Crude oil prices hit 7-year peak after Middle-east attacks
by SOURAV D | VIEW 2603
On Tuesday, both US WTI (West Texas Intermediate) and Brent crude oil futures’ prices had soared to their strongest in more than seven years as an ongoing fret of a supply lag had exacerbated further following attacks in the Middle East. If truth is to be told, in the day’s steep gains in global crude oil benchmarks were largely catapulted by a series of attacks in the Middle East, which eventually had casted further glooms on an already bottlenecked supply outlook. In factuality, concerns over a potential supply-crunch accelerated sharply earlier this week after Yemeni Houthis had attacked the UAE, worsening a long-running history of military hostility between the Iran-backed group and Saudi-led coalition. On top of that, followed by the Houthi attack on UAE that set off explosions in fuel tankers and led to the death of three people, the Iran-backed Yemeni group had cautioned that it would target more oil facilities. While as an inevitable repercussion, UAE was quoted saying that it had the rights to “respond to the terrorist attacks,” latest strike on a leading Arab ally of the United States would more likely to add to hindrances on an ongoing nuclear talk between Washington and Tehran, which in effect would spur up a steep supply glut further with global economic activities clawing back sharply following a two-year long stagnation.
Nonetheless, shortly after the attack on Abu Dhabi, a milita group backed by UAE and its stronger ally Saudi had reportedly launched a retaliatory attack and bombed the Yemeni capital, clouding supply outlook further. Besides, Goldman Sachs had projected on Tuesday that global crude inventories would tumble to the lowest since 2000s this year, offering further impetus for market participants to jump on the bandwagon of a mass-scale buying frenzy.
Oil jumps after Houthi attack on UAE
Citing statistics, in the day’s commodity market wind down, UK crude rose 0.4 per cent to $86.83 per barrel, while US WTI crude oil contracts added 1.1 per cent to $84.70, though both benchmarks had breached their highest level since October 2014 earlier in the session.
UK crude jumped to $88.13 a barrel and US WTI soared to $85.74 per barrel shortly after the attacks. Meanwhile, addressing to possibilities of further supply disruption earlier in 2022, a senior oil market analyst at Rystad Energy, Louise Dickson said, “The damage to the UAE oil facilities in Abu Dhabi is not significant in itself, but it raises the question of even more supply disruptions in the region in 2022.

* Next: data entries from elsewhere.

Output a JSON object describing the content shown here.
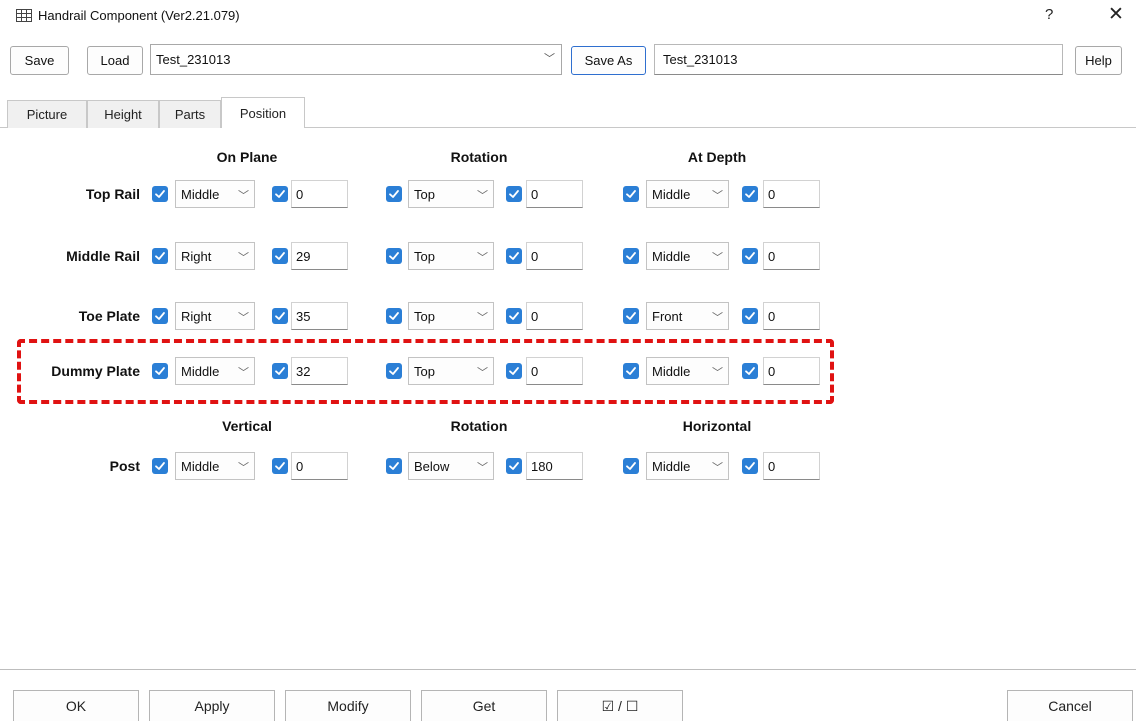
{
  "window": {
    "title": "Handrail Component (Ver2.21.079)",
    "help_glyph": "?",
    "close_glyph": "✕",
    "app_icon": "grid-icon"
  },
  "toolbar": {
    "save_label": "Save",
    "load_label": "Load",
    "preset_value": "Test_231013",
    "save_as_label": "Save As",
    "save_as_value": "Test_231013",
    "help_label": "Help"
  },
  "tabs": [
    {
      "label": "Picture"
    },
    {
      "label": "Height"
    },
    {
      "label": "Parts"
    },
    {
      "label": "Position",
      "active": true
    }
  ],
  "headers": {
    "col1": "On Plane",
    "col2": "Rotation",
    "col3": "At Depth"
  },
  "rows": [
    {
      "label": "Top Rail",
      "c1": "Middle",
      "v1": "0",
      "c2": "Top",
      "v2": "0",
      "c3": "Middle",
      "v3": "0"
    },
    {
      "label": "Middle Rail",
      "c1": "Right",
      "v1": "29",
      "c2": "Top",
      "v2": "0",
      "c3": "Middle",
      "v3": "0"
    },
    {
      "label": "Toe Plate",
      "c1": "Right",
      "v1": "35",
      "c2": "Top",
      "v2": "0",
      "c3": "Front",
      "v3": "0"
    },
    {
      "label": "Dummy Plate",
      "c1": "Middle",
      "v1": "32",
      "c2": "Top",
      "v2": "0",
      "c3": "Middle",
      "v3": "0"
    }
  ],
  "post_headers": {
    "col1": "Vertical",
    "col2": "Rotation",
    "col3": "Horizontal"
  },
  "post": {
    "label": "Post",
    "c1": "Middle",
    "v1": "0",
    "c2": "Below",
    "v2": "180",
    "c3": "Middle",
    "v3": "0"
  },
  "checkboxes_checked": true,
  "highlight_color": "#e01212",
  "accent_color": "#2b7fd6",
  "bottom": {
    "ok_label": "OK",
    "apply_label": "Apply",
    "modify_label": "Modify",
    "get_label": "Get",
    "toggle_label": "☑ / ☐",
    "cancel_label": "Cancel"
  }
}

The attack raises the geopolitical risk in the region and may signal the Iran-U.S. nuclear deal is off the table for the foreseeable future, meaning Iranian oil barrels are off the market, boosting demand for similar grade crude originating elsewhere. ”